Beginning a new year by reflecting on the one just ended is a time to check all those things in the house that keeps it from falling down around our ears – those habitual thoughts (especially those negative ones) that we tell ourselves every day and the actions that enforce them.
I don’t know about you, but I tend to see the big picture all the time. And sometimes that big picture is scary AF. It quickly becomes overwhelming, my brain panics and I run and hide – in work, in books, in my art, in my writing, in food. And all those resolutions and meditations sit abandoned — gathering dust and mildew.
But when I take that massive, overwhelming picture and focus just on one corner of one room and say, “I can work on THIS corner today, this month, the next 6 weeks…” then everything calms down and I am better equipped to accomplish the job.
The Power of a Word
In addition to meditating and reflecting on what I want the next new 365 days to look like, I also choose a new word.
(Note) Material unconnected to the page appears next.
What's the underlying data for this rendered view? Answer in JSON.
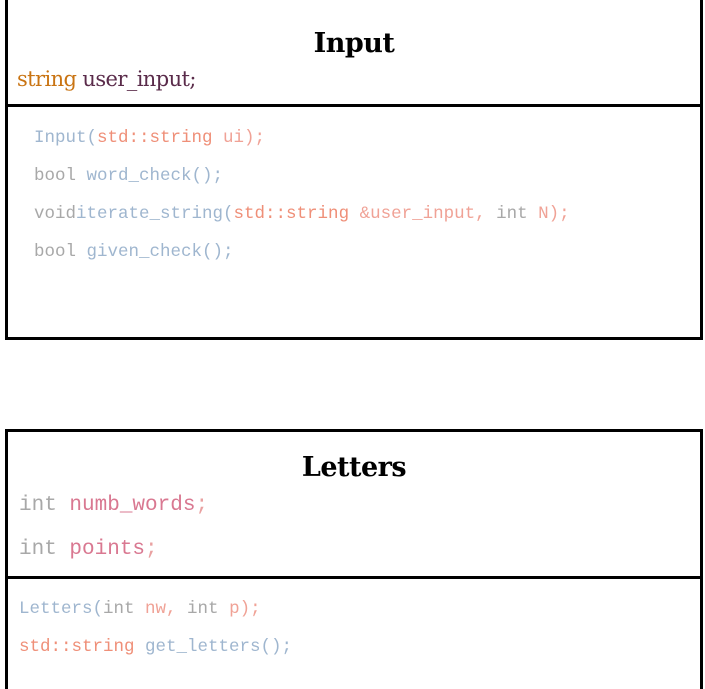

A word that embodies my hopes and dreams for the next 365 days. A word that oftentimes, chooses me. Given the ups and downs and complications that was 2017 for me and my family, it did not take long for 2018’s word to appear.
There is a wealth of meaning in that word. A word that is a comfort to someone like me who has struggled to accept and embrace the effects of Lyme disease. I spent weeks upon weeks angry that I had lost the strength to do certain activities I love: kayaking, honing white water skills, traveling long distances either by car or plane. There were days I could not even hold a pen or type for more than a few minutes. My concentration was shot, and my focus deteriorated.
Although I did have some small victories along the way, I still had to accept that healing and long-term change were not going to happen overnight and that the anger and resentment I was feeling was in fact me going through a period of mourning – my past self might as well have died.
Once I allowed myself to become immersed in that emotion and then let it go, things began to change. Not huge, sweeping changes. Little changes. Changes that were almost imperceptible.
Stripping It Down
For instance, this past Christmas, I wanted to keep things low key – less materialism, less giving in to the commercialism that bombards us 24/7. I wanted to return to the roots – not necessarily the religious roots, but the simple aspects of the season:
Gifts of time and attention
And I still ended up rushing around big box stores, frantically gathering unnecessary necessities, spending money that should have been tucked in savings, and collapsing in exhaustion every two days and every weekend as the crush of the holidays and the emotional rip tide of other shoppers drained me of what little energy I had.
I didn’t cook a huge, special dinner. We didn’t haul out numerous decorations or put up a huge tree. When family came by later in the day, I made sure I stayed in bed because I was having a Lyme-based flare. And I worked from home in the days after Christmas to give my body time to recover all that precious energy.
This year, I want to strip things down even further. Nothing major, nothing overwhelming. Using the house metaphor, I’m talking about making small changes – repainting a room, changing an outdoor light, cleaning out the dryer hose, etc.
This means that as part of my upkeep, I will begin to prepare for a more natural, laid back Christmas by calmly setting boundaries – for both my brain and my loved ones – in January. And again, in February. Taking it room by room, little by little, adjusting and fine tuning every month, every week, every day. So that by the time December and another year rolls around again, simplicity will have become a well-beloved habit.
Not just for the holidays, but for the rest of my life.